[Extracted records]
____________
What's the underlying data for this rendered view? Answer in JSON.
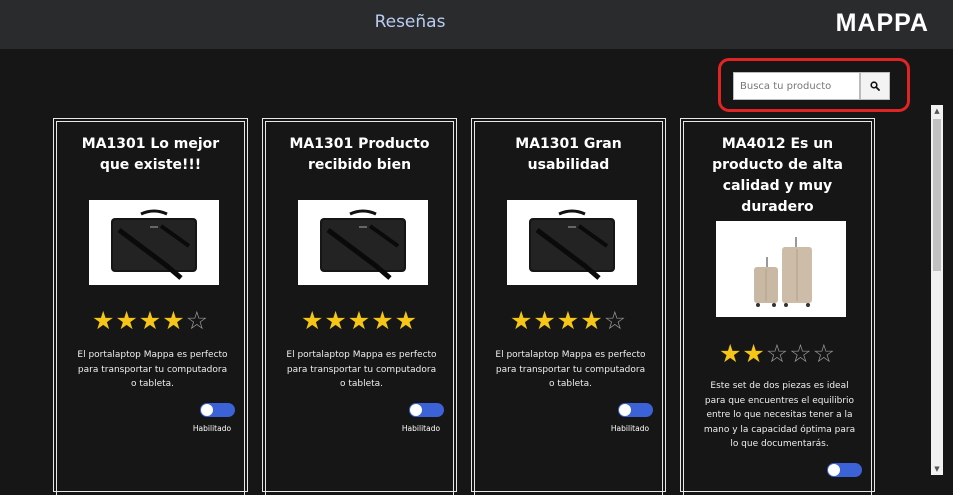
{
  "header": {
    "title": "Reseñas",
    "brand": "MAPPA"
  },
  "search": {
    "placeholder": "Busca tu producto",
    "icon": "search-icon"
  },
  "colors": {
    "accent": "#3b62d6",
    "star": "#f5c518",
    "highlight": "#e02424",
    "title": "#b9cdf2"
  },
  "reviews": [
    {
      "title": "MA1301 Lo mejor que existe!!!",
      "rating": 4,
      "max_rating": 5,
      "description": "El portalaptop Mappa es perfecto para transportar tu computadora o tableta.",
      "toggle_label": "Habilitado",
      "enabled": true,
      "image": "laptop-bag"
    },
    {
      "title": "MA1301 Producto recibido bien",
      "rating": 5,
      "max_rating": 5,
      "description": "El portalaptop Mappa es perfecto para transportar tu computadora o tableta.",
      "toggle_label": "Habilitado",
      "enabled": true,
      "image": "laptop-bag"
    },
    {
      "title": "MA1301 Gran usabilidad",
      "rating": 4,
      "max_rating": 5,
      "description": "El portalaptop Mappa es perfecto para transportar tu computadora o tableta.",
      "toggle_label": "Habilitado",
      "enabled": true,
      "image": "laptop-bag"
    },
    {
      "title": "MA4012 Es un producto de alta calidad y muy duradero",
      "rating": 2,
      "max_rating": 5,
      "description": "Este set de dos piezas es ideal para que encuentres el equilibrio entre lo que necesitas tener a la mano y la capacidad óptima para lo que documentarás.",
      "toggle_label": "",
      "enabled": true,
      "image": "luggage-set"
    }
  ]
}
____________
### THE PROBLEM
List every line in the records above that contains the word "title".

### RESPONSE AREA
    "title": "Reseñas",
    "title": "#b9cdf2"
      "title": "MA1301 Lo mejor que existe!!!",
      "title": "MA1301 Producto recibido bien",
      "title": "MA1301 Gran usabilidad",
      "title": "MA4012 Es un producto de alta calidad y muy duradero",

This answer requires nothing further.